And finally, it demonstrates that this festival is for something. Quite what that thing is remains open for debate, but it seems there’s a concerted effort here at presenting Tallinn and the region as a whole as forward-thinking, modern and progressive. As The Quietus point out in their review of this year’s event, “The festival gently exploits our latent cultural snobbery, our “Western” notions of “The Other” for its own ends. It drives ideas of change using tropes and events based round issues that many sensitive types hold dear, like ‘preserving traditions’, or ‘authenticity’. Tallinn is full of people brought in locally and from around the globe, invited to talk about TMW’s agenda.” The fact that the festival’s budget extended to flying Flavorwire from NYC goes some way toward demonstrating how concerted this effort is; we’re proud of our publication, but as far as our profile goes, we’re not quite the New York Times, y’know?

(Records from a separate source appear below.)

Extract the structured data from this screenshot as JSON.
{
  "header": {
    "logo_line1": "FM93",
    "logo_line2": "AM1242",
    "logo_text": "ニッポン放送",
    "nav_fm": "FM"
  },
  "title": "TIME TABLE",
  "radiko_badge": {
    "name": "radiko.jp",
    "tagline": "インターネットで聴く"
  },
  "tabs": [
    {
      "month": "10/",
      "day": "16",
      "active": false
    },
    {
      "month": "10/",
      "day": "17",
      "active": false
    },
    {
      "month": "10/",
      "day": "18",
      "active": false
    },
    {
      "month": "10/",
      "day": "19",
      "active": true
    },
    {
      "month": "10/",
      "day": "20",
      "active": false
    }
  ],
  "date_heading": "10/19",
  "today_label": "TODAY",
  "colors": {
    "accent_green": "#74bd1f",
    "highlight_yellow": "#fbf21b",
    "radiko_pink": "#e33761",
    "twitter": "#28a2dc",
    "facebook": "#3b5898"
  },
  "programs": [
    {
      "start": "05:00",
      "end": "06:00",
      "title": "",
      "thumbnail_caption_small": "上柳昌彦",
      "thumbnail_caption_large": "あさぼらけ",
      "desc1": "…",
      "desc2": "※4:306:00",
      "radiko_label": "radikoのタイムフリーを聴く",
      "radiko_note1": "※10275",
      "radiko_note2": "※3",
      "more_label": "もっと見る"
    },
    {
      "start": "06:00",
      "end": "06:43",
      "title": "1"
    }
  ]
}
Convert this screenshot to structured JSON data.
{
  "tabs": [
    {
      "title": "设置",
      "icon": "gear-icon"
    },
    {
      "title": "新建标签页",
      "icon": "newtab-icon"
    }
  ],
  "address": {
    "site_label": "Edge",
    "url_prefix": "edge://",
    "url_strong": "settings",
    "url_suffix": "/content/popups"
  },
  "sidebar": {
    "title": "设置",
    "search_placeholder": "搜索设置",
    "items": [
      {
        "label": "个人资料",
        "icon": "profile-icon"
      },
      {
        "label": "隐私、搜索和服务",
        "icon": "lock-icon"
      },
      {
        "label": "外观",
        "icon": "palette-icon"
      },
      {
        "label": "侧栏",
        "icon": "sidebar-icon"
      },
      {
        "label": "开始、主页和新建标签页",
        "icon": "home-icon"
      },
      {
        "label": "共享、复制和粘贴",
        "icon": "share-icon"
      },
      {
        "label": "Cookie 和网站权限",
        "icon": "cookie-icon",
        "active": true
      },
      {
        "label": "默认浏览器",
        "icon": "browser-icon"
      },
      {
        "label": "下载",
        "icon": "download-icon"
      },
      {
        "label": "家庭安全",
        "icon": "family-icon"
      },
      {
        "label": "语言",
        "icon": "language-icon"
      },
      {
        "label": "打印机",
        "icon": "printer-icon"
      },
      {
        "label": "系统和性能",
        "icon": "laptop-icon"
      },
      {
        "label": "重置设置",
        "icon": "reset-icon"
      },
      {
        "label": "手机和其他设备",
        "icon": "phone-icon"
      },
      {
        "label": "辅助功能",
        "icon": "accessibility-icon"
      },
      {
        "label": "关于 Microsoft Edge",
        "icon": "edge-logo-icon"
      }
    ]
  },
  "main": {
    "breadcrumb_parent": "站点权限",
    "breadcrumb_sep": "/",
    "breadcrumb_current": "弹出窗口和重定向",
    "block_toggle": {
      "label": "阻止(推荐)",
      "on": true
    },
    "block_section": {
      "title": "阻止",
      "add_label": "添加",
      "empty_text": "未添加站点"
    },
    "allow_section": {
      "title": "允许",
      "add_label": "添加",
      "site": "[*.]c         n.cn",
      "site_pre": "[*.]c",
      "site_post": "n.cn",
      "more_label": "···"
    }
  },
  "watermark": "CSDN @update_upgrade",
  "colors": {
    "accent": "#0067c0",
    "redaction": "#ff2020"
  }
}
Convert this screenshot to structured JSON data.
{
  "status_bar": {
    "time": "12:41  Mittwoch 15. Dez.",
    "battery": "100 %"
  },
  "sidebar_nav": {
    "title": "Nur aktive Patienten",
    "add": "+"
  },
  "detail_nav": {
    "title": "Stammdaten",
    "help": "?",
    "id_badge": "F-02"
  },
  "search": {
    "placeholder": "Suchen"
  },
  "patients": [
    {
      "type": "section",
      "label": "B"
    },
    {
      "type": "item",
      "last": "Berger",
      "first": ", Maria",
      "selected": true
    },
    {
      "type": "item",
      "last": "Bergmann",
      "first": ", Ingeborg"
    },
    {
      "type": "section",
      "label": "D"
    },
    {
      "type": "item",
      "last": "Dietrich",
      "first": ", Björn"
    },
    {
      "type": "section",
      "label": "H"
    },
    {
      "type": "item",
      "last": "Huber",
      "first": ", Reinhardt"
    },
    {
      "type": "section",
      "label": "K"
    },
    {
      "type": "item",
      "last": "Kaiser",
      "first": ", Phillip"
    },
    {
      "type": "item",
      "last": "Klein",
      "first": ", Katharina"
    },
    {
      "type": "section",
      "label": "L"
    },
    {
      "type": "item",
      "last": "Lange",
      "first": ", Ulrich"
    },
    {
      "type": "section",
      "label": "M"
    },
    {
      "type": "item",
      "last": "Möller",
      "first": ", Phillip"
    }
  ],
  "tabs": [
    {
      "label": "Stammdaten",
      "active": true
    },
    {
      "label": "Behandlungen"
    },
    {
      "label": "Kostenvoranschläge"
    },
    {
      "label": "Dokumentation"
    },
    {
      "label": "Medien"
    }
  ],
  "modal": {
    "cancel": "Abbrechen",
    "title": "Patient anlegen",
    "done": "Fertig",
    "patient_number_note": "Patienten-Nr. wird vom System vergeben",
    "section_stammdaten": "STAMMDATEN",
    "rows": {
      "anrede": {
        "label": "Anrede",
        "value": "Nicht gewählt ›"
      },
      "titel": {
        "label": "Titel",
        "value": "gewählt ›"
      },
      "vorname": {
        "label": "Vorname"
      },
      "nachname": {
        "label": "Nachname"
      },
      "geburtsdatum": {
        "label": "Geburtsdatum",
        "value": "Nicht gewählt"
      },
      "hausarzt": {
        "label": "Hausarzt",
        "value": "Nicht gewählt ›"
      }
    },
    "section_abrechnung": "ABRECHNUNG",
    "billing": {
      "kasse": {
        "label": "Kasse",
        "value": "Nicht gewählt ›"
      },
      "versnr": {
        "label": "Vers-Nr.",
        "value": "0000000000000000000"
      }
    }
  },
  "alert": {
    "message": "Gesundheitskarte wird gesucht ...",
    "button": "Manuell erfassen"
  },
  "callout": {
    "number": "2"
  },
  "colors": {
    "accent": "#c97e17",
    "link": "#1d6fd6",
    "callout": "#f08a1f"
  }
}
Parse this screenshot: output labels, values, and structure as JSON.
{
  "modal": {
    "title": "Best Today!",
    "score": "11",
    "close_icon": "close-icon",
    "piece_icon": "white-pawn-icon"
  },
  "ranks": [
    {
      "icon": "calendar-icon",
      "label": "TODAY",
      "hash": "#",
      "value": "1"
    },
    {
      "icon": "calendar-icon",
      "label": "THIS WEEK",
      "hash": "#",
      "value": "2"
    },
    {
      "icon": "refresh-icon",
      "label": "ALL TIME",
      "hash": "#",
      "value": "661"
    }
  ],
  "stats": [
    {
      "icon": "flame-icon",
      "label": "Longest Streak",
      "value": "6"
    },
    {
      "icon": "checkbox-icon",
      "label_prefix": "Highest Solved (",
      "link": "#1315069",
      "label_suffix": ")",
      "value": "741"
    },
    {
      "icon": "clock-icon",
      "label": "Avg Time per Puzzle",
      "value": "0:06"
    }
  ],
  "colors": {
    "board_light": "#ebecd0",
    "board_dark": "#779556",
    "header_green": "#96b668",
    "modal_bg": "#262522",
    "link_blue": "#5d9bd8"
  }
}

Ilves’ DJ selections were entirely UK or US music — he grew up in New Jersey, curiously enough — but they were the only familiar songs I heard over the course of my week in Tallinn. The festival line-up was almost entirely bands from Estonia and thereabouts — I ran into one solitary Australian band at the bar, because there is always an Australian band at the bar, but apart from them, it was pretty much entirely Eastern Europe. A festival entirely populated by bands you’ve never heard of mightn’t seem like a selling point, but in its own way, it is — you’re only going to be pleasantly surprised, and I was pleasantly surprised more often than I expected. Metal is clearly as big in Estonia as it is in the rest of Europe, which is to say BIG — amongst other things, the festival line-up features, gloriously, an Estonian stoner metal band called “ESTONER” — but so too is experimental electronic music and ambient noise.
The Funky Bus! Eternal Erection: just out of shot (Martin Ahven/Tallinn Music Week)
There’s even something called a “classical rave,” which is perhaps a better idea in conception than execution — if I’m honest didn’t hold my attention for more than 15 minutes, but then, I wouldn’t pretend to be a classical aficionado. And elsewhere, if you’ve never seen a Latvian funk band play on top of an orange bus called The Funky Bus (which apparently belongs to another band called “Eternal Erection”), you’ve never lived. The latter performed at Kultuurikatel, a fascinating post-Soviet industrial area that’s been reinvented as a cultural center. (“This was done entirely by market forces,” festival director Helen Sildna assured assembled journalists, a curious choice of words that harked back to the 1980s, when capitalism was seen as a benevolent force. It all seems so naïve now, right?)
It’s hard to say bad things about a free trip, of course, which is why they’re frowned upon in journalistic circles, but as someone who’s been to a lot of music festivals over the years, I’ll happily say in all honesty that Tallinn Music Week is most certainly one of the best I’ve been to in recent, and certainly the most interesting. In an age where the festival “circuit” exists to satisfy the needs of an aging and increasingly wealthy one-gig-per-year demographic, it’s a pleasure to attend an event that exists for an entirely different purpose — even if that purpose is, in its own way, just as commercially driven.